Diet, digestion, and detoxification are critical players in the patient with depression. One of the most important aspects of the role of diet is food sensitivities. Delayed sensitivities to food, mediated through IgG food-immune complexes can induce activation of inflammation and subsequently activation of the stress response, thus highlighting how daily dietary exposure to foods can serve as a stressor to some patients leading to symptoms of depression.
The digestive tract and its associated organs, the active bacterial populations, and the gut epithelial barrier that separates the inside and outside environments all constitute important areas of consideration when treating depression.
If you’re not digesting, you’re not absorbing, and if you’re not absorbing, you’re malnourished. It’s basic science to know if you are even modestly deficient in crucial nutrients like magnesium, vitamin D, vitamin B12 and folic acid, you’re putting your nervous system at risk. Proper production of the brain chemicals that regulate mood ABSOLUTELY RELY on these nutrients. It’s a very simple connection to draw between the gut and the brain, yet no psychiatrist will ask you about your digestion and no gastroenterologist will ask you about your mood. Hmmmm…..
Bi-directional communication occurs between the central nervous system (brain) and the peripheral nervous system, of which 40% resides in the intestines, forming what we know as the “gut-brain axis”. This is further driven home from the literature citing that psychiatric disorders including depression occur in 20-50% of patients with irritable bowel syndrome (IBS).
Stress hormones can be a major trigger in gut barrier dysfunction (ie, leaky gut), thus predisposing to intestinal inflammation and bacterial flora imbalances that lead to psychoactive symptoms such as depression. Psychobiotics are live organisms that, when ingested in adequate amounts, produce a health benefit in patients suffering from psychiatric illness. As a class of probiotic, these bacteria are capable of producing and delivering neuroactive substances such as GABA and serotonin, which act on the brain-gut axis. Evidence is emerging of psychobiotic benefits in alleviating symptoms of depression and in chronic fatigue syndrome. Such benefits may be related to the anti-inflammatory actions of certain bacteria and a capacity to optimize hypothalamic-pituitary-adrenal axis imbalances.

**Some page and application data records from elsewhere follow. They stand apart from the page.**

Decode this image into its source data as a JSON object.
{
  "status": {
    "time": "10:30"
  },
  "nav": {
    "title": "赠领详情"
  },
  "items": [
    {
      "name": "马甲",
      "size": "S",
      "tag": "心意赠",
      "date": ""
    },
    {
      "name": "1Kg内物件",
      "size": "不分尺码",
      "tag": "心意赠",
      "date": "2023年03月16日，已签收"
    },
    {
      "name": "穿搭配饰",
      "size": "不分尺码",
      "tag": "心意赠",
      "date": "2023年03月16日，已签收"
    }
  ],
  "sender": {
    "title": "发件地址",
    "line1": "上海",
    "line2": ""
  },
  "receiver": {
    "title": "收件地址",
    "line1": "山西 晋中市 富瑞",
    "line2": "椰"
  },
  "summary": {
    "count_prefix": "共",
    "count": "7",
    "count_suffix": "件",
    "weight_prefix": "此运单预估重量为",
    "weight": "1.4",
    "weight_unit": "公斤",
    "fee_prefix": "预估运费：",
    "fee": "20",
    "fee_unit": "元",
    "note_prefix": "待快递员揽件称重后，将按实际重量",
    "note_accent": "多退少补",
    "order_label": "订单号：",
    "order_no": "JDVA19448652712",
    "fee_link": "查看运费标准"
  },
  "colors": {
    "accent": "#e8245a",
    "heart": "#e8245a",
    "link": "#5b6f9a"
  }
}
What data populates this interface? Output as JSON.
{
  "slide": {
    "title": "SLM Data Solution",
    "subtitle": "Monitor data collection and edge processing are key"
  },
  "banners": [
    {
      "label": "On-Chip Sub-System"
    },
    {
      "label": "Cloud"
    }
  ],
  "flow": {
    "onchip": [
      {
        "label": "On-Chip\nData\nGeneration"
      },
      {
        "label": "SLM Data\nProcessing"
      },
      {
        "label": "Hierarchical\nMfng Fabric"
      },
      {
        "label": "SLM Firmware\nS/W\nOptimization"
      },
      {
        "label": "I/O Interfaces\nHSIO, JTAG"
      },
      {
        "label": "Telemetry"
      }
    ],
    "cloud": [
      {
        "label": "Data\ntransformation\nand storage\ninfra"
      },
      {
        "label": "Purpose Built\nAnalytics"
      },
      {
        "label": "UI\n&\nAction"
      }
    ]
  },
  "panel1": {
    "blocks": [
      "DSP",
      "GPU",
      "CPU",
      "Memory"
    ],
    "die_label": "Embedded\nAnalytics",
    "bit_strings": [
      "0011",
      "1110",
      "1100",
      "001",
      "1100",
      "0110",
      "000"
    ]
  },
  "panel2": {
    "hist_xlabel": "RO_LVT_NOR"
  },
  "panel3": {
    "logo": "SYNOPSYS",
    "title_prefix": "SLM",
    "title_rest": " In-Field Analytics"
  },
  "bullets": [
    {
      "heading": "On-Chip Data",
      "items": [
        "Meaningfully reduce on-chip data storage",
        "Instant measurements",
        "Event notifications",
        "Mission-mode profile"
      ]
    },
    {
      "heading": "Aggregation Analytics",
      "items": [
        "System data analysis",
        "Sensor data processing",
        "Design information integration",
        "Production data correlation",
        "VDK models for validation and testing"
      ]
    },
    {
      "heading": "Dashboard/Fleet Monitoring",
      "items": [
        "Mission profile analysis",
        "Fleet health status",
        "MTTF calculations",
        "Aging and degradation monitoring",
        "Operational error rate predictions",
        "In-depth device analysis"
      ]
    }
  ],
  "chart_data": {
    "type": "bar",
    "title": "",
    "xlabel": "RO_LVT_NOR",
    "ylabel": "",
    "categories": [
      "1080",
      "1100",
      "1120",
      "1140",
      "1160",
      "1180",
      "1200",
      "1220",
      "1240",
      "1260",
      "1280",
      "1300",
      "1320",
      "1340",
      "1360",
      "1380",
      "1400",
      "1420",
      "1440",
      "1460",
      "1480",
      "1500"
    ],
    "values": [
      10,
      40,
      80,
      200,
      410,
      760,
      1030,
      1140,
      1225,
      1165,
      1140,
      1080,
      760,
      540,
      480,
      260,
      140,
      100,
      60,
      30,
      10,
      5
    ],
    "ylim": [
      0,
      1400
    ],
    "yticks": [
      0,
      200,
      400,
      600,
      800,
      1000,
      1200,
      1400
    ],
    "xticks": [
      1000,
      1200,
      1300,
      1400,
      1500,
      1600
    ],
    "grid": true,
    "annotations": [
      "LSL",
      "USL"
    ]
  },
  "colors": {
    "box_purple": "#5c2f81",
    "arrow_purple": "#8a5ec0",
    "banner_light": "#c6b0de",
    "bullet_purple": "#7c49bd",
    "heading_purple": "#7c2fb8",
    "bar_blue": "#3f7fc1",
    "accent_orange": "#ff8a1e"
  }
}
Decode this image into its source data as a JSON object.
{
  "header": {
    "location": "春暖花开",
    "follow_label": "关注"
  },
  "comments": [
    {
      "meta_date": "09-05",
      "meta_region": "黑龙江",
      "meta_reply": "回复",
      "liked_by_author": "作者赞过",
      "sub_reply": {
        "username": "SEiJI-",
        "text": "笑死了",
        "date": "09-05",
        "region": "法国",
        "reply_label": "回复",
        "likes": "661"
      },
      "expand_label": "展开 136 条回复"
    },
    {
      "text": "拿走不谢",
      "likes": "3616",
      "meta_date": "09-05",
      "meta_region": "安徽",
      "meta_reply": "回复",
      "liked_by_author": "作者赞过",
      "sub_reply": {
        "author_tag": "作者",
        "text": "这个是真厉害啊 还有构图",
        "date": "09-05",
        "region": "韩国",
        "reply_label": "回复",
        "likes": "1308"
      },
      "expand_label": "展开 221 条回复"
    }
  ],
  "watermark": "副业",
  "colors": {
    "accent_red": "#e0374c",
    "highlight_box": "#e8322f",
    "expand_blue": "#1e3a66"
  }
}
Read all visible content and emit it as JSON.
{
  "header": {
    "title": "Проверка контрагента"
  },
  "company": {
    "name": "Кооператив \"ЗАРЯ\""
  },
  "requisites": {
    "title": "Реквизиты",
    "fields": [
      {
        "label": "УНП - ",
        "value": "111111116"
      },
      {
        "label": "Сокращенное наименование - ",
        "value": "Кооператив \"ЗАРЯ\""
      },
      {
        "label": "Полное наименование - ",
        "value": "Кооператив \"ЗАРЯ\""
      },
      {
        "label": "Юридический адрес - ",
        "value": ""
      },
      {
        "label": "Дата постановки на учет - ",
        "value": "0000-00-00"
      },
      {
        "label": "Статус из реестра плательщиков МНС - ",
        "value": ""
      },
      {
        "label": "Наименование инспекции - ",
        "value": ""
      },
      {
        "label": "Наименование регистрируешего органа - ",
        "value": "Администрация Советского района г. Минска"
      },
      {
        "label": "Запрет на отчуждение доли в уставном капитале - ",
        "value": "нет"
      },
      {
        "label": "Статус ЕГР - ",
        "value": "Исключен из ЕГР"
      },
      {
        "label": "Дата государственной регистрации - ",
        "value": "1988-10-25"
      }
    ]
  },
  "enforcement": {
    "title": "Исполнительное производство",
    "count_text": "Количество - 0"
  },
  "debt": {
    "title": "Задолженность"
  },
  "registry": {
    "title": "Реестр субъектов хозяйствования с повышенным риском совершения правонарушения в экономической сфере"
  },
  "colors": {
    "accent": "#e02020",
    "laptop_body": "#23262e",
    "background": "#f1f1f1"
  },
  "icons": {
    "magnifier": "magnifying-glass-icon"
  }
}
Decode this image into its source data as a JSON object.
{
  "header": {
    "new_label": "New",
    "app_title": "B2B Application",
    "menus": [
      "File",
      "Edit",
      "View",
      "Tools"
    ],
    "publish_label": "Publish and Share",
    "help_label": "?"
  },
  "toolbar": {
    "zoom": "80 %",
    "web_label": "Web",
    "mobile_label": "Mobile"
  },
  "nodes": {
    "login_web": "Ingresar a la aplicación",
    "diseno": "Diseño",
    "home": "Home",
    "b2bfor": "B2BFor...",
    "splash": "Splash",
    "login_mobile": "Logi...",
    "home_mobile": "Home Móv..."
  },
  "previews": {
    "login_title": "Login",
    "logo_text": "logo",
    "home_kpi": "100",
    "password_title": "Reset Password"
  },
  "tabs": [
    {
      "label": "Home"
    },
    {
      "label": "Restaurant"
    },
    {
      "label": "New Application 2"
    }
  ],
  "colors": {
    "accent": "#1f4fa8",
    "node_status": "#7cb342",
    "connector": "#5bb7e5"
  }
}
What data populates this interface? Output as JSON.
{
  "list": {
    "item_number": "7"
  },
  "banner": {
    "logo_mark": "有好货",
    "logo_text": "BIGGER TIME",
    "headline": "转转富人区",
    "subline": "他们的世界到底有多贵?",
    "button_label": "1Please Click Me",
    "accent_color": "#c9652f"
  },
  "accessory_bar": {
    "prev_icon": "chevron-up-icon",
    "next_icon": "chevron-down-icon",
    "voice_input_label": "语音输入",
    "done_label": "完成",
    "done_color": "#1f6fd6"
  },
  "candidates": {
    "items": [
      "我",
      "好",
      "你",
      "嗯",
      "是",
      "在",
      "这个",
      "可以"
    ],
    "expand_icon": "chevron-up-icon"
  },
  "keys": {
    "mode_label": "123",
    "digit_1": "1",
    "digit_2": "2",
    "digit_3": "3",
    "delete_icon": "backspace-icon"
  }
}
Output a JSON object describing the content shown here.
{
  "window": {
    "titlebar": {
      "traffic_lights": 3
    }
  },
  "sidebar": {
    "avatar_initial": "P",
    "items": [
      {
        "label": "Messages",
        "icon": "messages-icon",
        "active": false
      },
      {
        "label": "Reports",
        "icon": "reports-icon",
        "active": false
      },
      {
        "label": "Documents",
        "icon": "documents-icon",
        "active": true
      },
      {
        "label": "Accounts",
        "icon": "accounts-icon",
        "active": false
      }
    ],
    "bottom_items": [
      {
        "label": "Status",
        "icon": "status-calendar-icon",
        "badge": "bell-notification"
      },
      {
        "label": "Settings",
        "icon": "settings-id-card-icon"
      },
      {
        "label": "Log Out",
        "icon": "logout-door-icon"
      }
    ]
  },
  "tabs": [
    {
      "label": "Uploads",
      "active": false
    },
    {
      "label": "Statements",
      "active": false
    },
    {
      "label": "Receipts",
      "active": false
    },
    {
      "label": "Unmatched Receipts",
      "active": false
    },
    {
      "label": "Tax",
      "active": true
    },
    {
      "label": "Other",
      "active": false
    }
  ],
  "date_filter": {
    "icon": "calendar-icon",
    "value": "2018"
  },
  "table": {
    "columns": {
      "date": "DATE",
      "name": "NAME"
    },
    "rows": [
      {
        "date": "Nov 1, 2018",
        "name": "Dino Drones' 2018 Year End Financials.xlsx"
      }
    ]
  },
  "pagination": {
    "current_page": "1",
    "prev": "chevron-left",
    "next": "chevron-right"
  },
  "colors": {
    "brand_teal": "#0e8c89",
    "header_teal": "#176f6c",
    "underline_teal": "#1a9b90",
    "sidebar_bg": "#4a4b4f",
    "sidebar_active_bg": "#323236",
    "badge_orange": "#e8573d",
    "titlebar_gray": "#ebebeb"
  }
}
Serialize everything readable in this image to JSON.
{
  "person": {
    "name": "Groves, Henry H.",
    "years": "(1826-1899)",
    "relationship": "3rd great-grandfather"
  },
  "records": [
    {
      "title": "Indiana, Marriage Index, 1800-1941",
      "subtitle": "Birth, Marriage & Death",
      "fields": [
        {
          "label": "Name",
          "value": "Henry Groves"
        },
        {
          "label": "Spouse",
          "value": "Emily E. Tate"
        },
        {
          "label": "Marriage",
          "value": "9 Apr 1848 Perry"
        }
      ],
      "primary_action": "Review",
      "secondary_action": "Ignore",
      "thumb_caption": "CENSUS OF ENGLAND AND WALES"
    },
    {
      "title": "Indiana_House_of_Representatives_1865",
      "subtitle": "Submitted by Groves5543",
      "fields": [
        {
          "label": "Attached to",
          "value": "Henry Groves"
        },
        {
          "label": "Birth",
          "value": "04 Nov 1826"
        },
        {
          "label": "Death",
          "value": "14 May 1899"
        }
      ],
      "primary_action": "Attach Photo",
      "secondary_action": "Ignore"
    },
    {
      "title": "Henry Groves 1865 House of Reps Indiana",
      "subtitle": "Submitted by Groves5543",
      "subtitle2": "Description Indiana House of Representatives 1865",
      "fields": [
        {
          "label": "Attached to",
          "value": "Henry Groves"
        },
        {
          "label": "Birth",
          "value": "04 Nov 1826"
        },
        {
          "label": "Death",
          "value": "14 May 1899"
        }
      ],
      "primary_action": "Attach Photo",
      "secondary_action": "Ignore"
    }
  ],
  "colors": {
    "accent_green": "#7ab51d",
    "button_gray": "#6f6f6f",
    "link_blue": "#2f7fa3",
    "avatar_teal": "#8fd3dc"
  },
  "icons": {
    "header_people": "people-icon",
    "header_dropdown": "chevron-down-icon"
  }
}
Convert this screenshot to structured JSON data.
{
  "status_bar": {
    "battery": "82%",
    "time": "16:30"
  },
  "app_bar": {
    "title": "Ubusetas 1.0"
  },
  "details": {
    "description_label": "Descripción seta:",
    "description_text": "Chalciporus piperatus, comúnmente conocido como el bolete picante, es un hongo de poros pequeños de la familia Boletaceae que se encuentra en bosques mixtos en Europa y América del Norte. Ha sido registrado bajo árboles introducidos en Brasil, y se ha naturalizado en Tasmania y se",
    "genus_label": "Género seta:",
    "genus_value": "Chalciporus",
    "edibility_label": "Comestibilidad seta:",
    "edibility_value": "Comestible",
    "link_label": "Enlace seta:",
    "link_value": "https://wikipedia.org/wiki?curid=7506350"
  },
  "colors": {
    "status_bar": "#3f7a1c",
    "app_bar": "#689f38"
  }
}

Toxins, and their biotransformation or detoxification, are important as well in relation to depression. Toxins from chemicals, mold, microbes, foods, drugs, hormones and more can have a profound impact on brain function and mood. While we cannot escape exposure to all environmental toxins, we can avoid many in food, water, and pesticides. The average person consumes a gallon of neurotoxic pesticides a year. And there are 3,500 different additives put into our food supply. And the old idea that the blood-brain barrier acts as an impenetrable shield against harmful elements is no longer sufficient. In essence, what we’re beginning to see is this correlation between “leaky gut” and also having a “leaky brain”.
When I treat people for digestion problems, or when I treat food allergies, or when I detox patients from heavy metals, I clearly see their mental/emotional conditions improve. Their mood gets better, their depression lifts, their brain fog resolves.
Not the only important system(s) to treating depression successfully, but these 3 Ds are vital nonetheless to the bigger picture and personalizing care.